[Entries from a dataset of interfaces]
::::::::::
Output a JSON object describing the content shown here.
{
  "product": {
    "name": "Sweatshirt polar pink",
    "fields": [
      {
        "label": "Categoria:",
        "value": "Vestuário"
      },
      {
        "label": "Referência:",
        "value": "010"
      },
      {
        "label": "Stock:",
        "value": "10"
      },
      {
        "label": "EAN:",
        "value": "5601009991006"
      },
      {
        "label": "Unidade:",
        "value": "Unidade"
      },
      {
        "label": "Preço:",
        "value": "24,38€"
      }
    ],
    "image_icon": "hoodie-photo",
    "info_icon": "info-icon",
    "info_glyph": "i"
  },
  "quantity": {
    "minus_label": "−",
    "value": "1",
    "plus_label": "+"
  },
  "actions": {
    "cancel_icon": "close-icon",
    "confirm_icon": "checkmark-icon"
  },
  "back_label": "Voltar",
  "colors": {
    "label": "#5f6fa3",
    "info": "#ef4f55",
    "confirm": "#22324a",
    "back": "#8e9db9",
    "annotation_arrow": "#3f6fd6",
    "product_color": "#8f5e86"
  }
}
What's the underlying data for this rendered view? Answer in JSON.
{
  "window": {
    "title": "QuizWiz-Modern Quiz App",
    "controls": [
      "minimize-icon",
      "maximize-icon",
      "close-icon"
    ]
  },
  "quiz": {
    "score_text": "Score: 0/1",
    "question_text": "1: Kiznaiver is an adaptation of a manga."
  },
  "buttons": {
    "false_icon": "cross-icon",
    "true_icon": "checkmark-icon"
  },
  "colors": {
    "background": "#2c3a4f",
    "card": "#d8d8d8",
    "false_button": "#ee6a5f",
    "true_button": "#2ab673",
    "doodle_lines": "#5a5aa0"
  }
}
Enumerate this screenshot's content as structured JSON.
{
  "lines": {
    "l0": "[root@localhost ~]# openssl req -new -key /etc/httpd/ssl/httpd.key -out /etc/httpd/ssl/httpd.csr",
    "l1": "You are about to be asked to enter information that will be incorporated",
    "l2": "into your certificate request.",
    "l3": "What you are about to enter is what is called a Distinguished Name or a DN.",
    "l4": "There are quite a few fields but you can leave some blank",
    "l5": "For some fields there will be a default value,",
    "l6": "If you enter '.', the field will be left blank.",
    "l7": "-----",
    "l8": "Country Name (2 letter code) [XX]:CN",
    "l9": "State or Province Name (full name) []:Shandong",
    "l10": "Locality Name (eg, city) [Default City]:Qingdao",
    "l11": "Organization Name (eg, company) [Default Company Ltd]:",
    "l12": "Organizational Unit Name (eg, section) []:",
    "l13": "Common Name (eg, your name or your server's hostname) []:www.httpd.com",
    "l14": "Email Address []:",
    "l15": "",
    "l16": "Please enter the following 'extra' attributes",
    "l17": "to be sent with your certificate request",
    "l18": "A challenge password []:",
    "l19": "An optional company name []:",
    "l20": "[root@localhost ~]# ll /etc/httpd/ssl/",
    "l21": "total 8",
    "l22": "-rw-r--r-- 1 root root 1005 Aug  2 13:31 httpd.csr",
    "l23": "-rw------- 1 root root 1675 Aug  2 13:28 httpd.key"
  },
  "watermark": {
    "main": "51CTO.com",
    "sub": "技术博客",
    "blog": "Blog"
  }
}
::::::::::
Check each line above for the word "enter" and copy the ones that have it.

    "l1": "You are about to be asked to enter information that will be incorporated",
    "l3": "What you are about to enter is what is called a Distinguished Name or a DN.",
    "l6": "If you enter '.', the field will be left blank.",
    "l16": "Please enter the following 'extra' attributes",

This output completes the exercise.